“And to be honest, sometimes you have the feeling that we can’t solve this question.
“But we must keep trying to find a solution, and that is the only responsible and correct course of action.”
Ms von der Leyen said that progress has now been made on a “level playing field” for rules.
The EU would like the UK to agree to comply with the rules enacted in Brussels in the future in order to ensure fair competition between companies in the UK and companies on the continent.
The UK has been reluctant to agree to anything that ties its hands too tight because it sees the right to rule unilaterally as one of the main benefits of leaving the bloc.
Ms. von der Leyen said: “Under the same conditions, our goal is simply to ensure fair competition in our own market, very simple.
“And that’s why we have to establish robust mechanisms. The architecture we are working on rests on two pillars: state aid and standards.
“In state aid, we have made progress based on common principles, guarantees of domestic enforcement and the ability to resolve the situation autonomously if necessary.
‘In terms of standards, we have agreed on a strong mechanism of non-regression.

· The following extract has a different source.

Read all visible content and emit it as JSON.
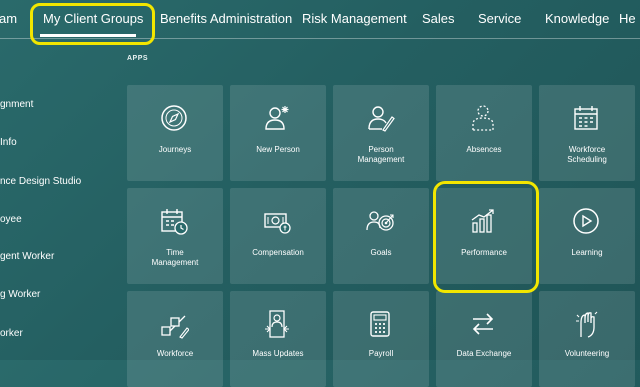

That’s a big step forward. ‘
Ms. von der Leyen said there were still difficulties in making fair competition “future-proof”.
She also admitted that the two sides are now facing a race against time to reach and ratify a deal if it is to be introduced in time for January 1.
“The clock puts us all in a very difficult position, not least this Parliament and its right to democratic scrutiny and ratification,” she said.
Your comments on time pressure were echoed yesterday by Commons chief Jacob Rees-Mogg when he said he believed it could be six days for Britain to stamp a deal, but that could be “squeezed” if necessary.
He also insisted that “there is no last moment” to finalize a deal, as he suggested that talks continue “until Big Ben strikes at 11am on New Years Eve” – the point where the transition “stall” closes End goes.